Show every line of the data that includes the word "time".

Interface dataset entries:
——

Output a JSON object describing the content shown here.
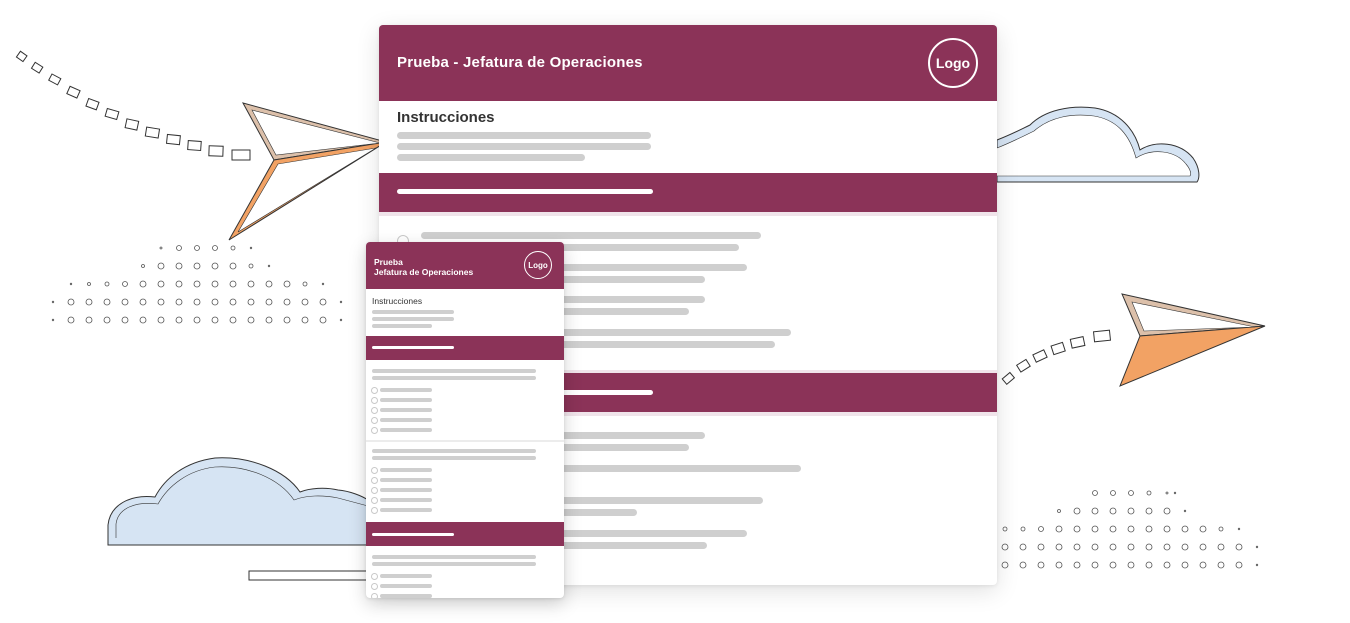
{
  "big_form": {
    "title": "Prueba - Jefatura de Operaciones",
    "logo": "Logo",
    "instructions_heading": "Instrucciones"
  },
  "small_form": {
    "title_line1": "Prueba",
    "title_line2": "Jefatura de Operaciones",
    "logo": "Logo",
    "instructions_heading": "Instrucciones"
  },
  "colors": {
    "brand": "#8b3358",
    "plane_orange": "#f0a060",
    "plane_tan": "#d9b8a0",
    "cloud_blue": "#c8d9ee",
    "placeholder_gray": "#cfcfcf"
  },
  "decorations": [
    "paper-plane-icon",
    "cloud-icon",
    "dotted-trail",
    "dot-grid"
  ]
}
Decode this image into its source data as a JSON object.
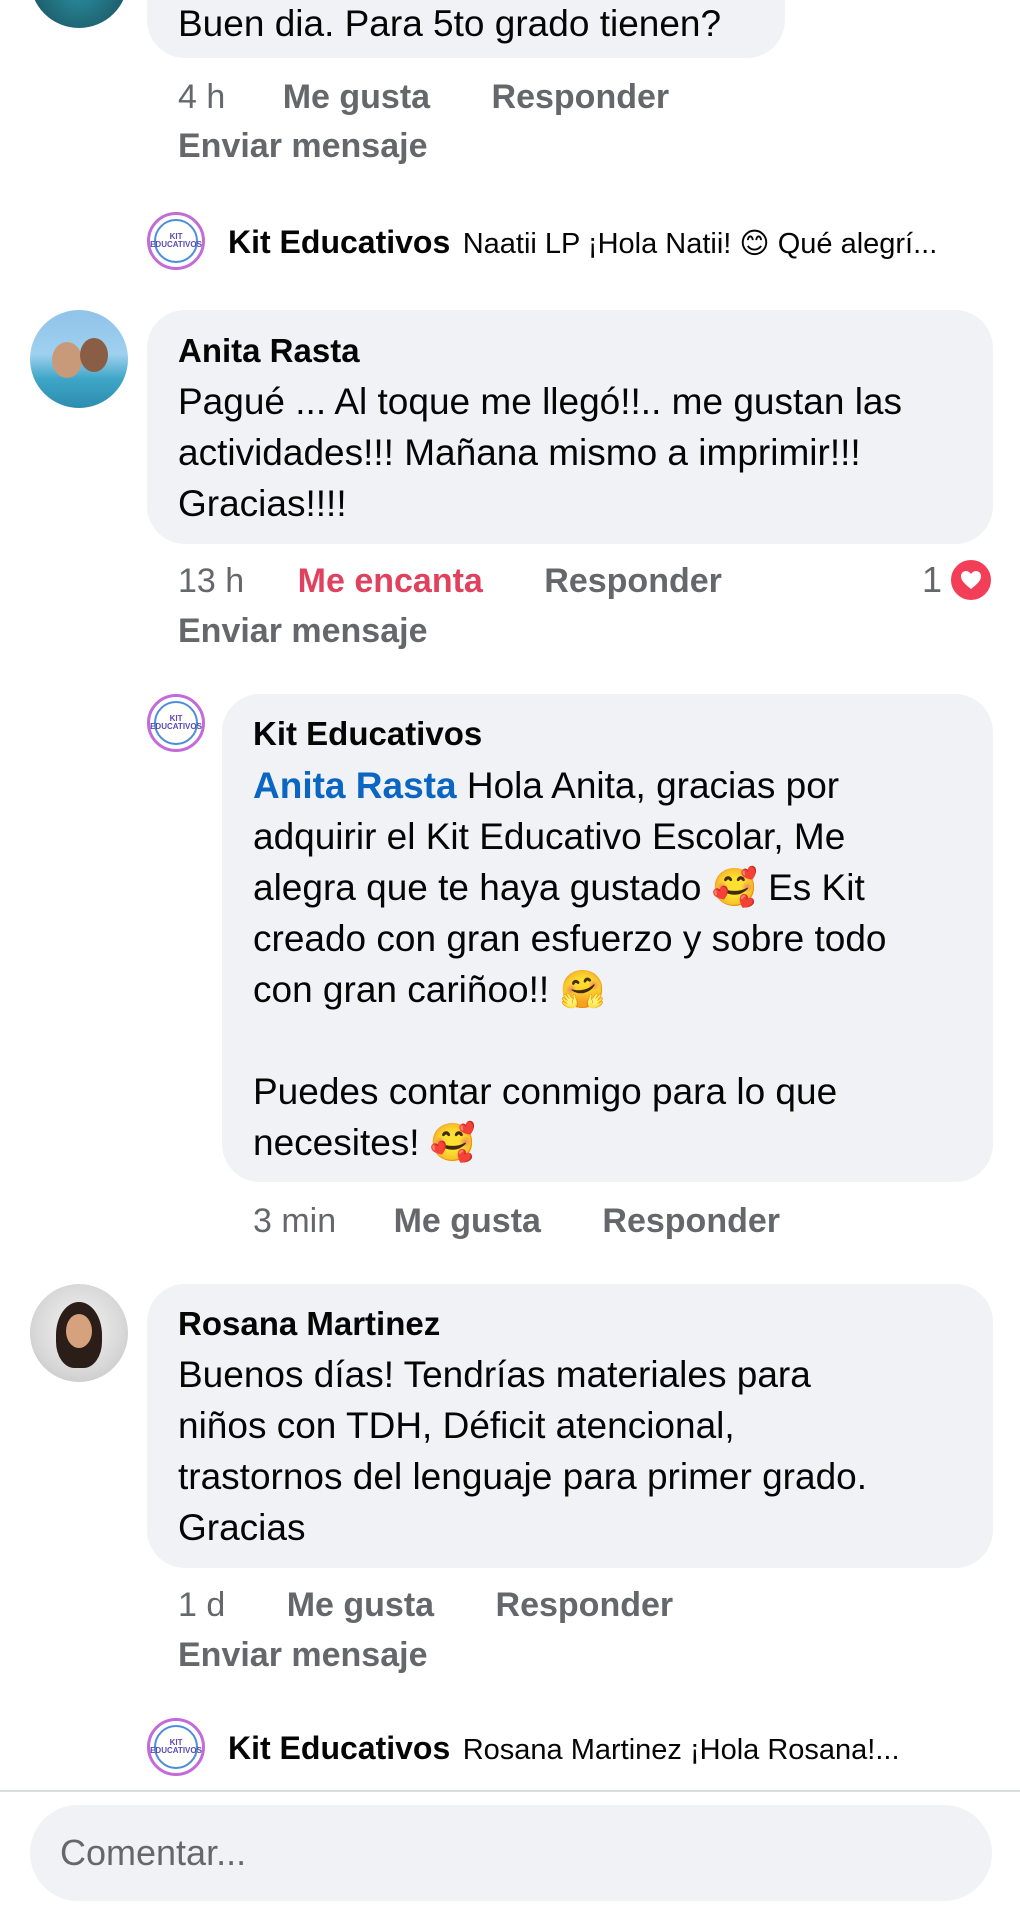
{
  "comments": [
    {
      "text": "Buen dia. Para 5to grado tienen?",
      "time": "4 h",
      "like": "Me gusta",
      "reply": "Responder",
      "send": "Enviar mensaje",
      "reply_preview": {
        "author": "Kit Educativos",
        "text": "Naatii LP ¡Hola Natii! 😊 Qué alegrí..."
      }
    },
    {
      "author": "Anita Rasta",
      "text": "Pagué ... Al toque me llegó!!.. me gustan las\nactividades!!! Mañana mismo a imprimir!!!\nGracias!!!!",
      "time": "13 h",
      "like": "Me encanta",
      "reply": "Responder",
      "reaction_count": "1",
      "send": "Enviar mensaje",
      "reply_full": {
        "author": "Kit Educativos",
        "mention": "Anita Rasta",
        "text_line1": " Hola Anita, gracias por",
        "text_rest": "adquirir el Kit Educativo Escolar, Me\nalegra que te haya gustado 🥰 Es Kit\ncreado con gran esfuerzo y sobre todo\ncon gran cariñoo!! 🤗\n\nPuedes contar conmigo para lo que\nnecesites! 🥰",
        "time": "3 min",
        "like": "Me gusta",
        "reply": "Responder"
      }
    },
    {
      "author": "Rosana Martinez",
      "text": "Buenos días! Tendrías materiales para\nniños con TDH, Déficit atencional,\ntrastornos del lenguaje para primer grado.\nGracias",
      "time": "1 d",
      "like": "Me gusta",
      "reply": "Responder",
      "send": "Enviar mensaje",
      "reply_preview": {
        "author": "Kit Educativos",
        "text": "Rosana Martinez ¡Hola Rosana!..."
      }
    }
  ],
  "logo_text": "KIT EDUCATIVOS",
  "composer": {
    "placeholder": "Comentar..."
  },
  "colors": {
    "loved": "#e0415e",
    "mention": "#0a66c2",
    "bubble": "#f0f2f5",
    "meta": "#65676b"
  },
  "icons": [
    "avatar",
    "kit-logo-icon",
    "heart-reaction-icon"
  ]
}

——

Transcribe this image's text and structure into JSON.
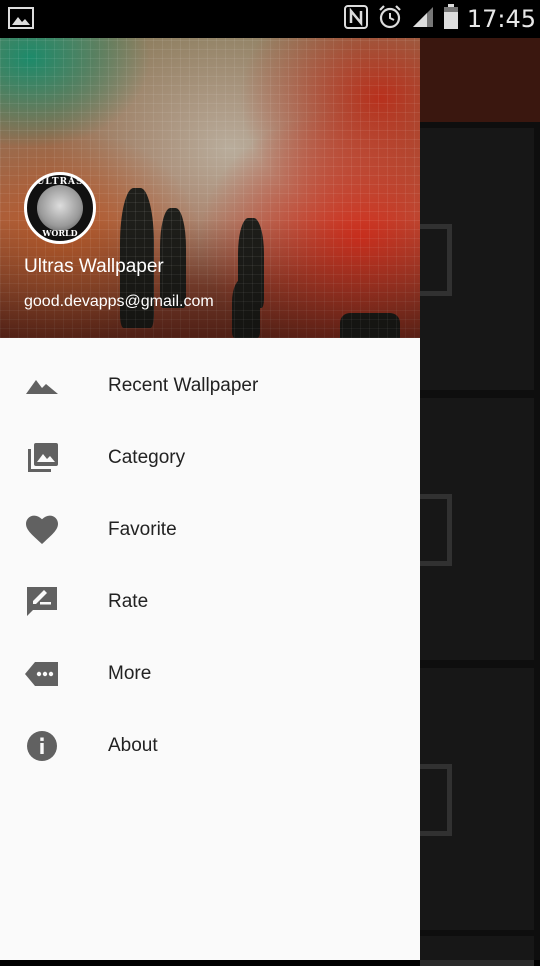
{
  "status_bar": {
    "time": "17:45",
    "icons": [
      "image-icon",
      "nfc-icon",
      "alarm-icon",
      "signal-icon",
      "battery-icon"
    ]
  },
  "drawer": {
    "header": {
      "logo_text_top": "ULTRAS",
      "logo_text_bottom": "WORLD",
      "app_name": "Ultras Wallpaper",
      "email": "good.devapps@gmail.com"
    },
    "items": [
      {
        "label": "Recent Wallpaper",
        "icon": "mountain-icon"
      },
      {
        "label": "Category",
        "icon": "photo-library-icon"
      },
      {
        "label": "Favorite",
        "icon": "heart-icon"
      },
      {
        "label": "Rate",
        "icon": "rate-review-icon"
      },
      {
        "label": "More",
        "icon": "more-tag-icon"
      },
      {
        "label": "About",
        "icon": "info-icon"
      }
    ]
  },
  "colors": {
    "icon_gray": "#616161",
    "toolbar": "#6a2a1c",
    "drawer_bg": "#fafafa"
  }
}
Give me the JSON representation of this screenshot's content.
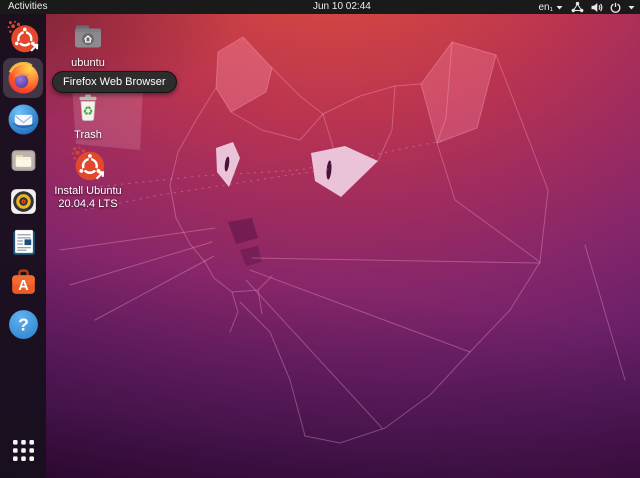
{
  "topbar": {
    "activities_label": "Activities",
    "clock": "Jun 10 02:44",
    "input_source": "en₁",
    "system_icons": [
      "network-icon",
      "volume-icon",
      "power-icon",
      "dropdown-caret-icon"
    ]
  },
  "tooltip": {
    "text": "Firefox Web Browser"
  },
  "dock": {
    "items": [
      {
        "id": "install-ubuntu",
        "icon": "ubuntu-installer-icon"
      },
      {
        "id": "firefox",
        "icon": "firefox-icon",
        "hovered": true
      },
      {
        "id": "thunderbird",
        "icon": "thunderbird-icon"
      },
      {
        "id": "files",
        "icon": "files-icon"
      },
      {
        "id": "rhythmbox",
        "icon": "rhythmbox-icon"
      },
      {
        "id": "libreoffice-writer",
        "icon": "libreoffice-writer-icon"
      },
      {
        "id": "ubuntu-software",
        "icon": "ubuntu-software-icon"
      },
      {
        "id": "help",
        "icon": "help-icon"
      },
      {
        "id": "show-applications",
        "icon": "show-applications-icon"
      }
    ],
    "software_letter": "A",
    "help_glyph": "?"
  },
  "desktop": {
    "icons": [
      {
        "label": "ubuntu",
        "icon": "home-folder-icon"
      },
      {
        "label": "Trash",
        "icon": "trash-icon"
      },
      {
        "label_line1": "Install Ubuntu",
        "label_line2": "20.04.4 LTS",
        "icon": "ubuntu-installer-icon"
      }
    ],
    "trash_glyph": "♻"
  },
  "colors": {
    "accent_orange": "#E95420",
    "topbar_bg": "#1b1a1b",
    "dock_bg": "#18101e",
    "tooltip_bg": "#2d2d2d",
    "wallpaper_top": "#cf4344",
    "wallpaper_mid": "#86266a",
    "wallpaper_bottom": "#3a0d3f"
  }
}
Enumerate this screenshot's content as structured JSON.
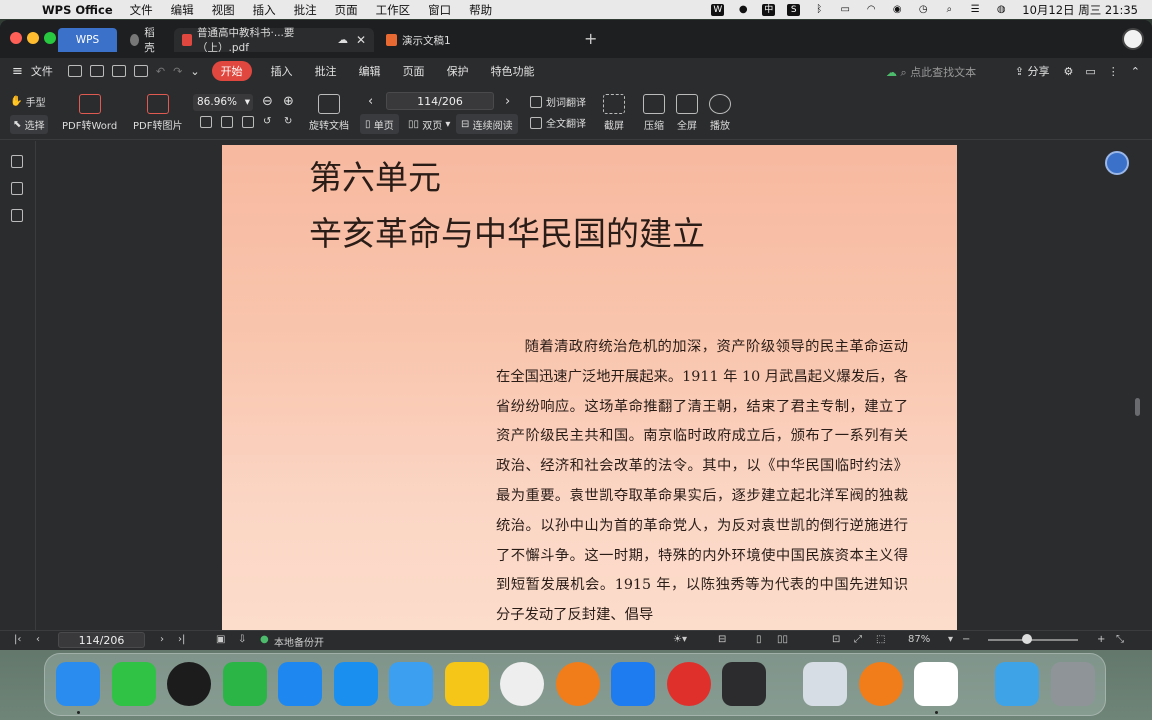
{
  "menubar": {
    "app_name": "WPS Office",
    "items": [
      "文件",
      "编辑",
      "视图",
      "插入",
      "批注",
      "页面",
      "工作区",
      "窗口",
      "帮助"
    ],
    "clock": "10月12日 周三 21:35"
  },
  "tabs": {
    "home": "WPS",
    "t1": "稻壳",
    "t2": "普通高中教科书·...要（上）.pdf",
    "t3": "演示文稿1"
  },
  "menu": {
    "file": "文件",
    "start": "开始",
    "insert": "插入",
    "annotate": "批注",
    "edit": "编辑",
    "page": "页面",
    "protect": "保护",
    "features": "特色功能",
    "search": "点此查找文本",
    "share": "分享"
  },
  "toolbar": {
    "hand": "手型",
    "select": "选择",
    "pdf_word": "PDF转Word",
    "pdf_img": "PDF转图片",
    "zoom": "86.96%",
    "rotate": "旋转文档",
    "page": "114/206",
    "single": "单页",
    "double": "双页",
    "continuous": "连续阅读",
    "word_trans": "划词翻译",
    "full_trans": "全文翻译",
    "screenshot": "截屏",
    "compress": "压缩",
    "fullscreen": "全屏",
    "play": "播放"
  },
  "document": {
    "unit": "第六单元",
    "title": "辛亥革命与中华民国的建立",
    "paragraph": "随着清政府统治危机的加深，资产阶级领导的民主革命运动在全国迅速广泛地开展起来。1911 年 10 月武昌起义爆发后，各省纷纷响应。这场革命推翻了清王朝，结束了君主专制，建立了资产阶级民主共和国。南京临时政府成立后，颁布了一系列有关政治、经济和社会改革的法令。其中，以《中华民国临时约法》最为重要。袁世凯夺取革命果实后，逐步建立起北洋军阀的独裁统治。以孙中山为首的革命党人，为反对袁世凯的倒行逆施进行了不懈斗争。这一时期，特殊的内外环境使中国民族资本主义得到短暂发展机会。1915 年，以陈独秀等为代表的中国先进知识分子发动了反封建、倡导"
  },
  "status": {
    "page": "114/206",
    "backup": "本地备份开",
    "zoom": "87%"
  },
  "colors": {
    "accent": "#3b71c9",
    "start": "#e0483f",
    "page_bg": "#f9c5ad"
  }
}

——

- [Answer below]:
      "time": "4 h",
      "time": "13 h",
        "time": "3 min",
      "time": "1 d",
    "time": "17:45",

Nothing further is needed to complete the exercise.